How To Conduct Layoffs With Dignity​

How To Conduct Layoffs With Dignity

Caroline Castrillon

How to Conduct Layoffs with Dignity

Anyone who says layoffs aren’t personal when most of us spend the majority of our lives at work so we can provide for our families is mistaken. To the employee, layoffs are personal because it’s more than just business. That’s why when we think of layoff best practices, the process should be transparent and empathetic. Unfortunately, not all companies conduct layoffs in a manner that would be described as respectful. For example, organizations like GoogleGOOG recently relied on email to announce layoffs to unsuspecting workers. One employee even thought the early morning message was from a scammer trying to capitalize on the current wave of job cuts. As it turns out, the 20-year company veteran was let go via a generic email—not the most personalized method.

Despite some poorly managed layoffs, others have been handled with dignity and respect. Take Stripe, for example. When CEO Patrick Collision emailed employees, he shared the broader context and admitted that leadership made mistakes leading to the layoffs. He even went so far as to create a Stripe “alumni” group to support those affected and help them move on to other companies.

While layoffs are never a positive experience, there are ways to soften the blow. Here are some tactics that display empathy and compassion for employees at a time when they are most vulnerable.   

Develop a communications plan

A well-thought-out communications plan is at the heart of an empathetic layoff. According to Harvard Business Review, the essential elements are:

Rationale: a clear and honest explanation as to why the layoff is taking place

Key messages: what actions are being taken, and how will the company be positioned for the future

Audiences: consistent messaging to other parties, including investors, media and business partners

The communications plan should be developed well in advance with buy-in from all C-level executives. Then, on announcement day, the CEO should be the key spokesperson.

Prepare your management team

Once you have the strategy, prepare the team delivering the news. Managers should receive training on dealing with employees’ questions, pushback and emotional responses. It is also advisable to develop scripts that clearly explain why the layoff is taking place, severance package details, and other support that will be provided. Arming managers with essential tools and resources will make them feel better prepared to handle these difficult conversations.

Tell them in person

A one-on-one conversation should take place between the employee and their direct manager. This meeting may follow an initial email notification as long as a live discussion happens within 24 hours. In that meeting, explain to the employee the business reasons for the layoff and what comes next. Sometimes it’s difficult for people to absorb information about severance packages when the news comes as a surprise. In that case, move through the exit meeting quickly and let the employee know they can contact you in a few days once they have reviewed the information. Overall, these private sessions give affected employees a sense of dignity and allow them to react, process the news and ask questions.

Admit mistakes

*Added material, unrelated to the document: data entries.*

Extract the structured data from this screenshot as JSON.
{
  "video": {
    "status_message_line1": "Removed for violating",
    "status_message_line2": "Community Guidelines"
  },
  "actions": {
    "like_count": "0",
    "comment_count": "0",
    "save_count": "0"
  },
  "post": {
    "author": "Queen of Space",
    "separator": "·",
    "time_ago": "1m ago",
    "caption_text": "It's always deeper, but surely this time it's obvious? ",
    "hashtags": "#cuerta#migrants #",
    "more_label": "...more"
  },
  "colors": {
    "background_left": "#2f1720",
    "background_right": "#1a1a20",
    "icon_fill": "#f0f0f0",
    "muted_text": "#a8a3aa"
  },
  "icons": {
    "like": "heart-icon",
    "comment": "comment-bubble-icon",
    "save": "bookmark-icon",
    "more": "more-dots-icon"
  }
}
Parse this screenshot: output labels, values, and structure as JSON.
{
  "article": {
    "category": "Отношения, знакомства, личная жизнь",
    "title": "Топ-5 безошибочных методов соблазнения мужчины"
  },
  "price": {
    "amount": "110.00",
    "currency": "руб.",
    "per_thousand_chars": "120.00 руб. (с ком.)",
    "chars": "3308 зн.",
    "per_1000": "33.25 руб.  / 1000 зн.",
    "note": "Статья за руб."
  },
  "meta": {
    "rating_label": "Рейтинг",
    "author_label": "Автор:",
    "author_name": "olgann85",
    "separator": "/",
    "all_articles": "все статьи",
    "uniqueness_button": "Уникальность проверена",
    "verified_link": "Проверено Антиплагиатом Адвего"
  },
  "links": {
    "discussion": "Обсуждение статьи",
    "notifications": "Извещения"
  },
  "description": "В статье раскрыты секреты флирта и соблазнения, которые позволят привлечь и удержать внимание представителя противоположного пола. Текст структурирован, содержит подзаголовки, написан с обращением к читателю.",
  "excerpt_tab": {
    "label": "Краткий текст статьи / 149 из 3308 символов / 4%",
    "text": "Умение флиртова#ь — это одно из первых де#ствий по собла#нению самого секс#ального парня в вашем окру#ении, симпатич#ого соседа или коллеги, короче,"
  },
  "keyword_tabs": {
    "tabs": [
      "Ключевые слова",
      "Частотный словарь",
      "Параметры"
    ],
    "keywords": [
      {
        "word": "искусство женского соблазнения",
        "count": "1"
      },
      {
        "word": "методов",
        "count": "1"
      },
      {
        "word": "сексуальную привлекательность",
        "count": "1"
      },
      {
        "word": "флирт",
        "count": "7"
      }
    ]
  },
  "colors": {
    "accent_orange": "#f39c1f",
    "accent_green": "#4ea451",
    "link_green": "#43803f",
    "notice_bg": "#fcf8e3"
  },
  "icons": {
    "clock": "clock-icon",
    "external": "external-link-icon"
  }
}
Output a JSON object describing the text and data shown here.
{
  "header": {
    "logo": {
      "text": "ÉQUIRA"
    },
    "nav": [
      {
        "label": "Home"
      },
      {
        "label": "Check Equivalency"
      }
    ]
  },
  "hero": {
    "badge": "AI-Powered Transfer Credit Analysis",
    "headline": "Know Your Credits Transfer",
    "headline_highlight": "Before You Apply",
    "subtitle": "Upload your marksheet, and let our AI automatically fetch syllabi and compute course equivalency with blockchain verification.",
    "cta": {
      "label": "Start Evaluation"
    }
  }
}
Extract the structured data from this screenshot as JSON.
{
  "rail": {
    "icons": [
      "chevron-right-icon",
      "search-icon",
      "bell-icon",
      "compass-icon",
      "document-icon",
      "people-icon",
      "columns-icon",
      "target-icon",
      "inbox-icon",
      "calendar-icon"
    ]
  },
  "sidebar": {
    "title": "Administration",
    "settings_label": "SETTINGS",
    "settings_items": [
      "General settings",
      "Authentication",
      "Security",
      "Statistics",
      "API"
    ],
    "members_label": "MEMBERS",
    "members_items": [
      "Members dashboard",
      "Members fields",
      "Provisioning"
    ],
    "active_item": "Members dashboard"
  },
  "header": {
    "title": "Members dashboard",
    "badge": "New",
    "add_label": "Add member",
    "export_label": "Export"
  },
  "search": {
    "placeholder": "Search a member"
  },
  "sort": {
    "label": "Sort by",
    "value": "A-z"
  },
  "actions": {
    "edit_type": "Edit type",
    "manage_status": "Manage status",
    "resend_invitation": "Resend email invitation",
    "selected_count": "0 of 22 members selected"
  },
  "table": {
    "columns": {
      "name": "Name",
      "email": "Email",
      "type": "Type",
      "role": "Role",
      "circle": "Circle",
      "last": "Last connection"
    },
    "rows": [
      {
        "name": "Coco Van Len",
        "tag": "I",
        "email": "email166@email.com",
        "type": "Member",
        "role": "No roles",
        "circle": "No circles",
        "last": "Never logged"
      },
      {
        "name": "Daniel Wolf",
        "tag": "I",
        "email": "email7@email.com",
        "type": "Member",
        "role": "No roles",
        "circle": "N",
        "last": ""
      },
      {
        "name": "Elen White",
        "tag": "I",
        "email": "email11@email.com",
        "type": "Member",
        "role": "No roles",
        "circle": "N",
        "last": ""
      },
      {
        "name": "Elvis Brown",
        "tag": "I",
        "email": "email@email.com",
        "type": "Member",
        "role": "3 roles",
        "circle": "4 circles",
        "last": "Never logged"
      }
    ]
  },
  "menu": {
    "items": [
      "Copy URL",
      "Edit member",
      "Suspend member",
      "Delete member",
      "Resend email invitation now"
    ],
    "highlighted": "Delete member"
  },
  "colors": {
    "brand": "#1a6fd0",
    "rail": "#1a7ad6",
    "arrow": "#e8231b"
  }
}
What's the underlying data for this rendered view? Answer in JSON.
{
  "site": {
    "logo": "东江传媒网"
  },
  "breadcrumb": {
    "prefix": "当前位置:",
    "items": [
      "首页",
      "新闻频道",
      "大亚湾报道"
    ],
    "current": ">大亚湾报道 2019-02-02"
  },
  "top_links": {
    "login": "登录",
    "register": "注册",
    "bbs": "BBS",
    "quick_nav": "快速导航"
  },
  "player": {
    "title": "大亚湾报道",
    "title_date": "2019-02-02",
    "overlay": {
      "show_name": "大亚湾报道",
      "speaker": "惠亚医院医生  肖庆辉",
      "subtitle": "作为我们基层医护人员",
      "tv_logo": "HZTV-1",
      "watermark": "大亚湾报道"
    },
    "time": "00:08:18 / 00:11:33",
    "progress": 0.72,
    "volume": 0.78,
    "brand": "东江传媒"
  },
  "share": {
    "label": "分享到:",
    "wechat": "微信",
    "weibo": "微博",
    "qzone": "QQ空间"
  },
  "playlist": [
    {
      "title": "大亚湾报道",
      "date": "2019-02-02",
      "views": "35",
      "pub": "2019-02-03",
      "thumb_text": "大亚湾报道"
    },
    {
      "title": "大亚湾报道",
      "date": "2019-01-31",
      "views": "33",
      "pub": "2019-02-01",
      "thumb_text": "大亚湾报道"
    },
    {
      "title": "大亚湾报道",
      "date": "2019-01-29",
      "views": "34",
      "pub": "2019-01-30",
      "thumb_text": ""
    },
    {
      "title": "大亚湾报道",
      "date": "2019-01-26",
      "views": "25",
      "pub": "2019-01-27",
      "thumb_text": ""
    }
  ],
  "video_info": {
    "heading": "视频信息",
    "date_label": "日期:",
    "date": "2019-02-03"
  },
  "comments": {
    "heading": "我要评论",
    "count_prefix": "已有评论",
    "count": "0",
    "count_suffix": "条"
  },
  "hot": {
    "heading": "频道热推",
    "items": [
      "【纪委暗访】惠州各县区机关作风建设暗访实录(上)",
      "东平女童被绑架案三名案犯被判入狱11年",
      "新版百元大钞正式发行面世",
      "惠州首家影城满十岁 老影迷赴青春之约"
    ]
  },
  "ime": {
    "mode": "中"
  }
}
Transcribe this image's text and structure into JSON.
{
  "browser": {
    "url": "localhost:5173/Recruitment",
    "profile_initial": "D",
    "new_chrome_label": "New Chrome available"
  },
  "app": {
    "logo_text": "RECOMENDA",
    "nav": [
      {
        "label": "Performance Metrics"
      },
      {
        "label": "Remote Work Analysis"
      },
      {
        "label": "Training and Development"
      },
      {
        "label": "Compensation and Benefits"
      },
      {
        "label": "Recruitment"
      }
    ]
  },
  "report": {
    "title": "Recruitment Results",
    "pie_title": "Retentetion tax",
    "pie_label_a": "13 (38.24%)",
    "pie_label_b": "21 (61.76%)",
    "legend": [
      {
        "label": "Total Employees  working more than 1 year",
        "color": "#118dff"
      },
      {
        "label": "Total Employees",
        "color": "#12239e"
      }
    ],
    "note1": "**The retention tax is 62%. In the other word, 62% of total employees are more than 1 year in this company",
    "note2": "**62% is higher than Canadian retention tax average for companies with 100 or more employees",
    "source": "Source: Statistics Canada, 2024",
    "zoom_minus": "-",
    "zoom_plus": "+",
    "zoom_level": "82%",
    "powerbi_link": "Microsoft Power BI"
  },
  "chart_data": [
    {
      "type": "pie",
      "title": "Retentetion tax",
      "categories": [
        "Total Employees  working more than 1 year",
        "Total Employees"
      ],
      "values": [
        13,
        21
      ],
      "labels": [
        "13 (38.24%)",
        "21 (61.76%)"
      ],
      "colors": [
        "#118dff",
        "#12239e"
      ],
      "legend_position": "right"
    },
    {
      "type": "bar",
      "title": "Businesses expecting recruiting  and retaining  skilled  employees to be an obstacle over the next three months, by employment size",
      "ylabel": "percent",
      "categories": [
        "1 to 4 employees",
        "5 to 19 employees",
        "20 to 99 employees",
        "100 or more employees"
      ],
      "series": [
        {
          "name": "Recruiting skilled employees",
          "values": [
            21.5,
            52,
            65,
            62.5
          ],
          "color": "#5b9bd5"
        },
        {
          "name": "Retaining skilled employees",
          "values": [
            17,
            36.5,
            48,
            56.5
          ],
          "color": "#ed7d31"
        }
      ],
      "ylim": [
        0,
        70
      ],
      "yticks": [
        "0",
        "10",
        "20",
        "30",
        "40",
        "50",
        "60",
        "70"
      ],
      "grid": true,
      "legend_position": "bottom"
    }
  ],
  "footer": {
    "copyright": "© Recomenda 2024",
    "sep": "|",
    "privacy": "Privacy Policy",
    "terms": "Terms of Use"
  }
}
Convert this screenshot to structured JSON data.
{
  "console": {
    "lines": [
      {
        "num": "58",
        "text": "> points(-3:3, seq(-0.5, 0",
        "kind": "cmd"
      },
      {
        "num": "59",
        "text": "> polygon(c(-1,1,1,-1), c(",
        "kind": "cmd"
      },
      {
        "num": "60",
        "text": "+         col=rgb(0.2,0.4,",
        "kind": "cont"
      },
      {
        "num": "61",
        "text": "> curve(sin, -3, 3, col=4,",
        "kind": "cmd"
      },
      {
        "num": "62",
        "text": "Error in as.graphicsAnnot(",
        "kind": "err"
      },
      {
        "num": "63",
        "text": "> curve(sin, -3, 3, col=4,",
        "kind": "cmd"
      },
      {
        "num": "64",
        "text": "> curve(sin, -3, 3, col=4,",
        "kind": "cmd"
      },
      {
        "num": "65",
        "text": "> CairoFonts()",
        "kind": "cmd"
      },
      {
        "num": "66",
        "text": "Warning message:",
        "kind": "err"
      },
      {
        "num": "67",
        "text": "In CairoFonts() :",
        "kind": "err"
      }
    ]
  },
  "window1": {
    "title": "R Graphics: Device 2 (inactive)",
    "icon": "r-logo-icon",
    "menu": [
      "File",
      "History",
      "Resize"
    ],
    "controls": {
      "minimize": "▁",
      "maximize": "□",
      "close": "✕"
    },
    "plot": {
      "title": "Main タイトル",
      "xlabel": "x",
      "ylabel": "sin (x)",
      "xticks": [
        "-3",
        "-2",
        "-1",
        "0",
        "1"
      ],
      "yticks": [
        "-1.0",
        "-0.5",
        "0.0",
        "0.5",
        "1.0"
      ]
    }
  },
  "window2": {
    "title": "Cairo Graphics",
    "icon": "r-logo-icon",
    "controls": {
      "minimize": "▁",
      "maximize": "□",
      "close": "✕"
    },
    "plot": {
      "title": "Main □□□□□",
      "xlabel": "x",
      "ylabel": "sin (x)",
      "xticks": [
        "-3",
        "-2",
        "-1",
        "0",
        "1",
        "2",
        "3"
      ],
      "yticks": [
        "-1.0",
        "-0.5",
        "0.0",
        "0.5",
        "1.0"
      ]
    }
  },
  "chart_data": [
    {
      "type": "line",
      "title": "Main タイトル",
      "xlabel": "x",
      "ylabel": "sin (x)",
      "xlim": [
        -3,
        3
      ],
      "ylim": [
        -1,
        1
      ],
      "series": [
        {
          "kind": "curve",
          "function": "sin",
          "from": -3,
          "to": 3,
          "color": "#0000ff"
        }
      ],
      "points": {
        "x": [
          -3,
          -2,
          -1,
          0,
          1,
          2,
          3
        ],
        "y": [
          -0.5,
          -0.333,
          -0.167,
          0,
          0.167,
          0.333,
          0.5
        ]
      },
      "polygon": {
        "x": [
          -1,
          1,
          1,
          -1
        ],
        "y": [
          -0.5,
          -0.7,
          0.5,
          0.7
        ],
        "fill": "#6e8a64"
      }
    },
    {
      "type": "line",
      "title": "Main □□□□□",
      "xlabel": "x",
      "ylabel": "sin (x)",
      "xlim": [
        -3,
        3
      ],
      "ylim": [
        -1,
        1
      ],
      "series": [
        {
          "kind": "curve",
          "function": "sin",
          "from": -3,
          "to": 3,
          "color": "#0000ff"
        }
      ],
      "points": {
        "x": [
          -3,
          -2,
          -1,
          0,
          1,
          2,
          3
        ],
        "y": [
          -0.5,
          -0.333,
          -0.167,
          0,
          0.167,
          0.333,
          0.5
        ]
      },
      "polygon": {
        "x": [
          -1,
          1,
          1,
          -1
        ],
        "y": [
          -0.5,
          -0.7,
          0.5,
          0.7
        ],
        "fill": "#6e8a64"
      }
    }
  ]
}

It’s important for CEOs to accept responsibility for the decision to lay off workers. For example, with Meta’s recent layoffs, Mark Zuckerberg stated, “I want to take accountability for these decisions and for how we got here.” They should also admit their mistakes and how they plan on correcting them moving forward. In Collision’s email to Stripe employees, he highlighted how the leadership team overestimated the internet economy’s near-term growth and grew operating costs too quickly. Then he went on to say that they would correct those mistakes.

Consider remaining staff

A layoff can be just as difficult on remaining employees as on those who are let go. It’s called layoff survivor guilt—a term that refers to experiencing remorse that one had survived a layoff when your colleagues didn’t. These workers might encounter an array of emotions, including guilt, sadness, relief and anger. They may also feel anxious because they wonder whether their jobs will be next on the chopping block. As a result, the productivity of remaining employees tends to decline following a layoff. According to a study by Leadership IQ, 74% of employees who kept their job say their own productivity has declined since the layoff. To offset these concerns, be honest about the company’s future and plans for future layoffs. It’s also a good idea to set up a Q&A session to go over the reason for the layoffs, which employees were impacted and what the next few days will look like.

Ultimately, it’s not what happens but how you handle it. Competent leaders understand that every former employee is a potential future customer, client or partner. Maya Angelou once said, “I’ve learned that people will forget what you said, people will forget what you did, but people will never forget how you made them feel.” Make them feel like human beings, and in return, you’ll be rewarded with a company reputation that will stand the test of time.

Feeling stuck and not sure it’s time to make a career shift? Download my free guide: 5 Signs It’s Time to Make a Bold Career Change!